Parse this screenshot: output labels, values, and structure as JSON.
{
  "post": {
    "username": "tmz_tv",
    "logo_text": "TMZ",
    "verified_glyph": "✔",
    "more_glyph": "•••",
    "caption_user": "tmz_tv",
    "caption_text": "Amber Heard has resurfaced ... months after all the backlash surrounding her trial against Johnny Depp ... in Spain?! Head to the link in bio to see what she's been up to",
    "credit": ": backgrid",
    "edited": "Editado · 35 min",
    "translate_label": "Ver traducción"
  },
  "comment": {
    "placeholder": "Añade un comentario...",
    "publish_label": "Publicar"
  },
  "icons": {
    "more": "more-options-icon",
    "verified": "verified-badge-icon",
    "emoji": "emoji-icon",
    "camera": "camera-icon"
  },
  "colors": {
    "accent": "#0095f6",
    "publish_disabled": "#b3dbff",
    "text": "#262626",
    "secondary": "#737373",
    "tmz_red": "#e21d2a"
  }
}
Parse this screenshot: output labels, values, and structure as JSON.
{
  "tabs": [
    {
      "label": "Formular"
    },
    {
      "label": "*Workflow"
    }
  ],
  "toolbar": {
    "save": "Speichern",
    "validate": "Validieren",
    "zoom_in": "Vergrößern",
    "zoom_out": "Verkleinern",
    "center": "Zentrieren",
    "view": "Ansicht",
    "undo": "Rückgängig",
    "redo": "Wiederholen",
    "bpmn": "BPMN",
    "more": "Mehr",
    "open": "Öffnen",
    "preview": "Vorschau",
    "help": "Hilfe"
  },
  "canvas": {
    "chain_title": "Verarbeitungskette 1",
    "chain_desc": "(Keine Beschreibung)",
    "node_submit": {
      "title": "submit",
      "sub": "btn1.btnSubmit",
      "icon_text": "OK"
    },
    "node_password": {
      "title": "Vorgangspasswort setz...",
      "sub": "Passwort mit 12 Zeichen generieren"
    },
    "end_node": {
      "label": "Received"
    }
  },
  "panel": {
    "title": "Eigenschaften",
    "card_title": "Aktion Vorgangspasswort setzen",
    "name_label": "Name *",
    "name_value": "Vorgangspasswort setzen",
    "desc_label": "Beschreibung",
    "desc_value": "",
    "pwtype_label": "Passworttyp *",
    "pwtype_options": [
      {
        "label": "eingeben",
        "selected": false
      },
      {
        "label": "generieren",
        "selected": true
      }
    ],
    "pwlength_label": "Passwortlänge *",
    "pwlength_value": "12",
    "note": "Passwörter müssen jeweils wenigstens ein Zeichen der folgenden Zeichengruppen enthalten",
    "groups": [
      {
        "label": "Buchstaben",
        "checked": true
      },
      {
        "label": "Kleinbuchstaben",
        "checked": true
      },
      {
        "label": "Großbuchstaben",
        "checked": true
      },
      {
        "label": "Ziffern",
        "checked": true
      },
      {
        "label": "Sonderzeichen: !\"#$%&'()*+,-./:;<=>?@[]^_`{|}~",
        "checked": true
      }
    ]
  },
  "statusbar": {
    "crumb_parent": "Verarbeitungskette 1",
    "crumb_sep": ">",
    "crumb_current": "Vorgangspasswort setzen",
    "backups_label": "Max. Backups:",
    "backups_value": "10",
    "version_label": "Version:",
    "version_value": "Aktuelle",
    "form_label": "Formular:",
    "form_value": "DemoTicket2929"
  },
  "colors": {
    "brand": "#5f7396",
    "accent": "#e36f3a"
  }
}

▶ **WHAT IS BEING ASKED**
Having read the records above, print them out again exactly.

▶ **ANSWER BELOW**
Parse this screenshot: output labels, values, and structure as JSON.
{
  "post": {
    "username": "tmz_tv",
    "logo_text": "TMZ",
    "verified_glyph": "✔",
    "more_glyph": "•••",
    "caption_user": "tmz_tv",
    "caption_text": "Amber Heard has resurfaced ... months after all the backlash surrounding her trial against Johnny Depp ... in Spain?! Head to the link in bio to see what she's been up to",
    "credit": ": backgrid",
    "edited": "Editado · 35 min",
    "translate_label": "Ver traducción"
  },
  "comment": {
    "placeholder": "Añade un comentario...",
    "publish_label": "Publicar"
  },
  "icons": {
    "more": "more-options-icon",
    "verified": "verified-badge-icon",
    "emoji": "emoji-icon",
    "camera": "camera-icon"
  },
  "colors": {
    "accent": "#0095f6",
    "publish_disabled": "#b3dbff",
    "text": "#262626",
    "secondary": "#737373",
    "tmz_red": "#e21d2a"
  }
}
Parse this screenshot: output labels, values, and structure as JSON.
{
  "tabs": [
    {
      "label": "Formular"
    },
    {
      "label": "*Workflow"
    }
  ],
  "toolbar": {
    "save": "Speichern",
    "validate": "Validieren",
    "zoom_in": "Vergrößern",
    "zoom_out": "Verkleinern",
    "center": "Zentrieren",
    "view": "Ansicht",
    "undo": "Rückgängig",
    "redo": "Wiederholen",
    "bpmn": "BPMN",
    "more": "Mehr",
    "open": "Öffnen",
    "preview": "Vorschau",
    "help": "Hilfe"
  },
  "canvas": {
    "chain_title": "Verarbeitungskette 1",
    "chain_desc": "(Keine Beschreibung)",
    "node_submit": {
      "title": "submit",
      "sub": "btn1.btnSubmit",
      "icon_text": "OK"
    },
    "node_password": {
      "title": "Vorgangspasswort setz...",
      "sub": "Passwort mit 12 Zeichen generieren"
    },
    "end_node": {
      "label": "Received"
    }
  },
  "panel": {
    "title": "Eigenschaften",
    "card_title": "Aktion Vorgangspasswort setzen",
    "name_label": "Name *",
    "name_value": "Vorgangspasswort setzen",
    "desc_label": "Beschreibung",
    "desc_value": "",
    "pwtype_label": "Passworttyp *",
    "pwtype_options": [
      {
        "label": "eingeben",
        "selected": false
      },
      {
        "label": "generieren",
        "selected": true
      }
    ],
    "pwlength_label": "Passwortlänge *",
    "pwlength_value": "12",
    "note": "Passwörter müssen jeweils wenigstens ein Zeichen der folgenden Zeichengruppen enthalten",
    "groups": [
      {
        "label": "Buchstaben",
        "checked": true
      },
      {
        "label": "Kleinbuchstaben",
        "checked": true
      },
      {
        "label": "Großbuchstaben",
        "checked": true
      },
      {
        "label": "Ziffern",
        "checked": true
      },
      {
        "label": "Sonderzeichen: !\"#$%&'()*+,-./:;<=>?@[]^_`{|}~",
        "checked": true
      }
    ]
  },
  "statusbar": {
    "crumb_parent": "Verarbeitungskette 1",
    "crumb_sep": ">",
    "crumb_current": "Vorgangspasswort setzen",
    "backups_label": "Max. Backups:",
    "backups_value": "10",
    "version_label": "Version:",
    "version_value": "Aktuelle",
    "form_label": "Formular:",
    "form_value": "DemoTicket2929"
  },
  "colors": {
    "brand": "#5f7396",
    "accent": "#e36f3a"
  }
}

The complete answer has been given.